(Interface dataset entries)

-- -- --

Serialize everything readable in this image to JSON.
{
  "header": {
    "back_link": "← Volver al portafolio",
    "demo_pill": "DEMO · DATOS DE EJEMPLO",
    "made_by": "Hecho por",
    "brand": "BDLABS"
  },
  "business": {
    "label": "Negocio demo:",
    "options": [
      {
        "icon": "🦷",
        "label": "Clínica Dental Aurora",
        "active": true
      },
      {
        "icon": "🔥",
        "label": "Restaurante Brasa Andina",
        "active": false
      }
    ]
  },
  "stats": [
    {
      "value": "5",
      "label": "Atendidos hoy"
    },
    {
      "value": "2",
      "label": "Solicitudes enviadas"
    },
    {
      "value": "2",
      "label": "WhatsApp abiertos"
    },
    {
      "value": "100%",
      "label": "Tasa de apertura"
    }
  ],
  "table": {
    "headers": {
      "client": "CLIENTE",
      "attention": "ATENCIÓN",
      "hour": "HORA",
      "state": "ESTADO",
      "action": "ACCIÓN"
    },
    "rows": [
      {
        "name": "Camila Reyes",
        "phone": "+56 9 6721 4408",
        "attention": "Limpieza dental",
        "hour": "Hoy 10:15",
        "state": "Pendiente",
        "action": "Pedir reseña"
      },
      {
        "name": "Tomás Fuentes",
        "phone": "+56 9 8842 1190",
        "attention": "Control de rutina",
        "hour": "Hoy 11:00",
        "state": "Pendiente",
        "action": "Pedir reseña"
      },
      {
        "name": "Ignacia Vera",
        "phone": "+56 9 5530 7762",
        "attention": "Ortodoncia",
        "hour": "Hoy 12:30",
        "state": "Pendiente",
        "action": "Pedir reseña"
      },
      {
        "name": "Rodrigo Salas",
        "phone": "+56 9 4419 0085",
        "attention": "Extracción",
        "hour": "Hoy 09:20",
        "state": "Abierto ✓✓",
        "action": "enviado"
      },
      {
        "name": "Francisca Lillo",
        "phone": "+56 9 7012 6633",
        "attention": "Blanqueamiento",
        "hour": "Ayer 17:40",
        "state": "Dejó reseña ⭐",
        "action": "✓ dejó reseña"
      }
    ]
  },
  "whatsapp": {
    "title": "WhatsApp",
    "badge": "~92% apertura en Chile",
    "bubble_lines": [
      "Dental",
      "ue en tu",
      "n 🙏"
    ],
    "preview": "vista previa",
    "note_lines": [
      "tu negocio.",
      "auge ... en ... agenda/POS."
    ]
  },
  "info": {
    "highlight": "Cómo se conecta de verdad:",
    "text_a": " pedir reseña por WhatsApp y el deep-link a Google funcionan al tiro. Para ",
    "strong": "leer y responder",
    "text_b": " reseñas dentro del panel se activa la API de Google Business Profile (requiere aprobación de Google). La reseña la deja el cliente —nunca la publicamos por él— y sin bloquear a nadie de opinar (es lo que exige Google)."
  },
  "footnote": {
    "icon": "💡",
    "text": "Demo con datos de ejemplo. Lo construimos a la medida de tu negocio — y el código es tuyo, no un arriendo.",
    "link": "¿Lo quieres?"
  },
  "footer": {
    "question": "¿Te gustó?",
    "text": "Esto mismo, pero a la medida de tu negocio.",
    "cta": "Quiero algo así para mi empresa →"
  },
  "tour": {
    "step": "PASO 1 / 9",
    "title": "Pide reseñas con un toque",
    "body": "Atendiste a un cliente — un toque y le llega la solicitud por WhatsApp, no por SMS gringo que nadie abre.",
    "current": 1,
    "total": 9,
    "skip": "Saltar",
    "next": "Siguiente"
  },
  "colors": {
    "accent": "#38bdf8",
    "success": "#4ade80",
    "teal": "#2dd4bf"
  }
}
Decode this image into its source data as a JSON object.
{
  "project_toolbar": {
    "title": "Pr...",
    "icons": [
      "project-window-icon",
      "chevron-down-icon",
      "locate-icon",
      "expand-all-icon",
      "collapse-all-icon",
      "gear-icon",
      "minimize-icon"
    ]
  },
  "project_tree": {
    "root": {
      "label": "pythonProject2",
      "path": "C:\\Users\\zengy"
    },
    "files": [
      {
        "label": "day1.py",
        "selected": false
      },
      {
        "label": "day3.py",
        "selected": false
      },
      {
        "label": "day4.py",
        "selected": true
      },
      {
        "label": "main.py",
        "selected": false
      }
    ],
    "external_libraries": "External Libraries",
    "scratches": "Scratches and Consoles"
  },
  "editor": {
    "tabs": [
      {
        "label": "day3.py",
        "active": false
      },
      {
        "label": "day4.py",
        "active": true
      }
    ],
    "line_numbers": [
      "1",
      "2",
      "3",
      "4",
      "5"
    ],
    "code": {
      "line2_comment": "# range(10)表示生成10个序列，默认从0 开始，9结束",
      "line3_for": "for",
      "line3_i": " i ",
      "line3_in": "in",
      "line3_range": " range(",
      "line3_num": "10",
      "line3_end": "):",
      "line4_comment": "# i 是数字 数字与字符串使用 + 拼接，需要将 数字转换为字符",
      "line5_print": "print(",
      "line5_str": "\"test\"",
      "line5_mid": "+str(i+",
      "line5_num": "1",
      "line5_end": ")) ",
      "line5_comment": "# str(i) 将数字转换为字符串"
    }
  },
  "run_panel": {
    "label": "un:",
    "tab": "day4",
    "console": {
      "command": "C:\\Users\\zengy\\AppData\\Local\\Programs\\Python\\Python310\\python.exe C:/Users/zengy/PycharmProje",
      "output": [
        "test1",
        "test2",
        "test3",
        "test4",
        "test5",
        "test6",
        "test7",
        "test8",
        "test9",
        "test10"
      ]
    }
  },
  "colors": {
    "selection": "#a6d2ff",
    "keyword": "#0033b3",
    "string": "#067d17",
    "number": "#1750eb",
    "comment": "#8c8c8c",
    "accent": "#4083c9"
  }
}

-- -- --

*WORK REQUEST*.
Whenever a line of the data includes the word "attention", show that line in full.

*EXERCISE SOLUTION*.
      "attention": "ATENCIÓN",
        "attention": "Limpieza dental",
        "attention": "Control de rutina",
        "attention": "Ortodoncia",
        "attention": "Extracción",
        "attention": "Blanqueamiento",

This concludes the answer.